The Christmas season is here and it is without competition my favorite time of the year. For some reason this season brings me such joy and warmth. But this year something is weighing on me.
This holiday season I have been reflecting on the disconnect between our secular advent season and the Advent season of the Christian church and have been moved by the tension this disconnect creates.
As we have made our way through Advent so far, I have been moved by the characters the Gospel of Matthew has been forcing us to confront and the birth narrative we are about to live through. Whereas our general society’s advent season started with the Macy’s Thanksgiving Day Parade and the lighting of the tree at Rockefeller Center, moves through a billion dollar spending spree and a binging of all things sugar ending with a gregarious white-haired overweight super-giver providing us everything we want on our Christmas list, the advent in our churches is a stark contrast.
The Christian Church’s advent season began with an apocalyptic text, moved through a prophet coming out of the wilderness wearing wild clothing and speaking boldly who is eventually beheaded and ends with a poor Jewish family being stranded in the cold and pushed into a back alley stable and who are soon forced to become refugees in Egypt in order to flee a vicious dictator. The two worlds of our advent season couldn’t be more different and it poses an interesting question for us today – which one do we really adhere to?
Don’t get me wrong, I love Santa and all that our secular Christmas season offers but has it come at the expense of the other?

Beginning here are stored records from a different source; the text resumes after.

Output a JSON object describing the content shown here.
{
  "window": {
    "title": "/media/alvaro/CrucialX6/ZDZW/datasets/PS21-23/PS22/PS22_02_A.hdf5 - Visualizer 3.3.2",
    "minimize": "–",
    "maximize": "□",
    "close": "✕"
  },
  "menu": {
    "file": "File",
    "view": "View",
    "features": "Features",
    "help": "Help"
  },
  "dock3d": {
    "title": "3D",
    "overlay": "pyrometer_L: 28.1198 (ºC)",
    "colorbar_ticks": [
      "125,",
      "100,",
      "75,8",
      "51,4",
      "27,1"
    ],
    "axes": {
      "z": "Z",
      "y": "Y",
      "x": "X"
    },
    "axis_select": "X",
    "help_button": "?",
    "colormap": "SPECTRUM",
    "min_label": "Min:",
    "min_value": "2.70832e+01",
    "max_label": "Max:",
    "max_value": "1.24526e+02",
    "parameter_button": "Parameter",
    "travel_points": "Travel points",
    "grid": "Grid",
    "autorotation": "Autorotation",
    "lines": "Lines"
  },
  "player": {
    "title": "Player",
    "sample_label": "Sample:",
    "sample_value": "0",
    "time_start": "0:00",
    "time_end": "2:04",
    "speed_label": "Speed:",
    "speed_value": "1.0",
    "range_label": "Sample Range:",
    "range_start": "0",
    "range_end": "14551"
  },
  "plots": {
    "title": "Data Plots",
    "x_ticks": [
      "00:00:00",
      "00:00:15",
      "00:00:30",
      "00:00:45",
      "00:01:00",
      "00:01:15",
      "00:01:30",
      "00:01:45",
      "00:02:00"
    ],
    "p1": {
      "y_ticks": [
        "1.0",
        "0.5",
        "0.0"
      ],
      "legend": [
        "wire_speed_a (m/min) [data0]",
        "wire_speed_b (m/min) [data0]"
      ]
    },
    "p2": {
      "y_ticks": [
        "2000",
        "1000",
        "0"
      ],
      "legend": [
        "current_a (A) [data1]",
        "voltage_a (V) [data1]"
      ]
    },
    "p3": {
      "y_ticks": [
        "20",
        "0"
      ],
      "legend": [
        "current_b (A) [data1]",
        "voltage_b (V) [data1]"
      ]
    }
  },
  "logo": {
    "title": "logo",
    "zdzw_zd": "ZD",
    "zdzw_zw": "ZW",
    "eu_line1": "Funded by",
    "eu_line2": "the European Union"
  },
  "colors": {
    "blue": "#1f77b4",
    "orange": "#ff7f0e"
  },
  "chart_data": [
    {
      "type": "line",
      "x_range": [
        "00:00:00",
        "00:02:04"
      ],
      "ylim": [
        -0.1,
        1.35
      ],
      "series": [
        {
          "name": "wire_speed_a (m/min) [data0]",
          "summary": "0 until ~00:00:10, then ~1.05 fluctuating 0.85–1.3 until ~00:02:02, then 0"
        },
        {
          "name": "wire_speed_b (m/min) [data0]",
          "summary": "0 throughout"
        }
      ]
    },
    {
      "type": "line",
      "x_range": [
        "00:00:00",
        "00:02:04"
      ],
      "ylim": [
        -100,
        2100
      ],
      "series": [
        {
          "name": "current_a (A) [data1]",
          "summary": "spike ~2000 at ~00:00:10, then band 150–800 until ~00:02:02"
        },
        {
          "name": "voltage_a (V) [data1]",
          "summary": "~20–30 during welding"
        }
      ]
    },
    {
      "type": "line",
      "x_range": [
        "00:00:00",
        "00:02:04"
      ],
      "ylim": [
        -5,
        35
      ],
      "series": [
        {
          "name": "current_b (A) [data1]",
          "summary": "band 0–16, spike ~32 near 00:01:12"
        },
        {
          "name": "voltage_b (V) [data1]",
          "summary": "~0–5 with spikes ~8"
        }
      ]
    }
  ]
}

Do we really care about the people and stories our Bible introduces us to or do we just tolerate them in order to get to the fun stuff? Has the adorableness of the children’s play sugarcoated the harshness of the actual story of Jesus’ birth?
As Christmas approaches I encourage all of us to intentionally sit with the Gospel text and really read the birth narratives of Matthew and Luke. I encourage all of us to not only read the story but also imagine, dream or meditate on what the story looks, feels, and sounds like – let the five senses tell a story. Really dig deep and find the major issues that this story puts forth. Finally, take a moment and ask how the issues of the birth narrative intersect with issues in our world and lives today?
Instead of impatiently waiting for December 25th to arrive, let’s make use of this waiting period. I encourage us as a community to dive deeply into the story of Jesus’ birth and make it alive in our minds and hearts this season. There might be some tension experienced between the disconnect of the two but I believe we might be surprised at the affects this story has on our lives.
I hope each and every one of you have a blessed Advent season and a Merry Christmas.
Rev. Stephen Tickner